“Today’s unanimous Supreme Court decision is a clear victory for our national security. It allows the travel suspension for the six terror-prone countries and the refugee suspension to become largely effective.
“As President, I cannot allow people into our country who want to do us harm. I want people who can love the United States and all of its citizens, and who will be hardworking and productive.
“My number one responsibility as Commander in Chief is to keep the American people safe. Today’s ruling allows me to use an important tool for protecting our Nation’s homeland. I am also particularly gratified that the Supreme Court’s decision was 9-0.”
Meanwhile, the Hawaii Attorney General’s office had their own response. Attorney General Doug Chin had a differing interpretation of the SCOTUS vote, which was an unsigned opinion on behalf of the entire court in which justices were not required to reveal their votes.
This morning the United States Supreme Court denied in part and granted in part the Trump Administration’s request to stay the injunctions issued against the travel and refugee bans by the Fourth and Ninth Circuit Courts of Appeal. The travel ban and refugee ban remain blocked and will not go into effect for people with a “bona fide” connection to the United States. If it had gone fully into effect, the travel ban would have prevented nationals of six Muslim-majority countries from entering the United States for 90 days, and the refugee ban would have prevented all refugees from any country from entering the United States for 120 days.
In the same order, the Court also granted discretionary review (called certiorari) to hear arguments regarding the underlying merits of the lower court decisions. These arguments will be focused on the substantive issues considered by both the Fourth and Ninth Circuits, including whether the travel and refugee bans exceeded the Trump Administration’s authority under the Immigration and Nationality Act and whether the Executive Order violates the Establishment Clause of the First Amendment.
Attorney General Chin said, “The important thing is that by a vote of 6-3, today’s order continues to block implementation of the travel and refugee bans for people with a connection to the United States. This means people such as students accepted to the University of Hawaii and Dr. Elshikh’s family may still enter the country. Immigration into the United States should not be restricted due to religion or national origin.”

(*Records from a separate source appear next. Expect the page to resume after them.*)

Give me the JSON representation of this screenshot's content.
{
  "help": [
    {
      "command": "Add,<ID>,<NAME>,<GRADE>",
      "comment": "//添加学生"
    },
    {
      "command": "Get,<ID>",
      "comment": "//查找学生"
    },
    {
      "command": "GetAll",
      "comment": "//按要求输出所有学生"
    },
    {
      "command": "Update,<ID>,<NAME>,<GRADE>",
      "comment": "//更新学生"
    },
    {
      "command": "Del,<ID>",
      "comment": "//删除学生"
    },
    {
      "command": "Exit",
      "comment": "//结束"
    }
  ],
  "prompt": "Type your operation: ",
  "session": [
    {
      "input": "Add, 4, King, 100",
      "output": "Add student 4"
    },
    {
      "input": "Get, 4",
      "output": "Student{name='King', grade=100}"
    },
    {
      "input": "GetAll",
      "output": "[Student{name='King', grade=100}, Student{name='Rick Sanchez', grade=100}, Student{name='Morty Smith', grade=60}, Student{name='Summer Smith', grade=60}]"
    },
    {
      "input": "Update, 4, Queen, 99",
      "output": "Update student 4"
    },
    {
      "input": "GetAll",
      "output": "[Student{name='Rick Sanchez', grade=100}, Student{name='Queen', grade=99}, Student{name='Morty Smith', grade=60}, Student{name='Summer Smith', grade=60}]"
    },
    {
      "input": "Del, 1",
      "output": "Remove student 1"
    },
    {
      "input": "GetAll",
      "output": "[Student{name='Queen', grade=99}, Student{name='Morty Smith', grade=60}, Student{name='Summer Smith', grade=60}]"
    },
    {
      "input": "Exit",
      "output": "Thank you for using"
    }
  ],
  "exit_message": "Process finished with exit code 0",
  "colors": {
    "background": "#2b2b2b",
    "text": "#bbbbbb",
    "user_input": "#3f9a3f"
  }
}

Justices Clarence Thomas, Samuel Alito and the Trump-appointed Neil Gorsuch signed a separate opinion stating the travel ban should have been fully reinstated.
Next up: Oral arguments, which are scheduled before the United States Supreme Court in Washington, D.C. during October 2017. Briefing will take place over the summer, Hawaii officials say.
Attorney General Doug Chin will hold a news conference today at 11:45 a.m. in Honolulu.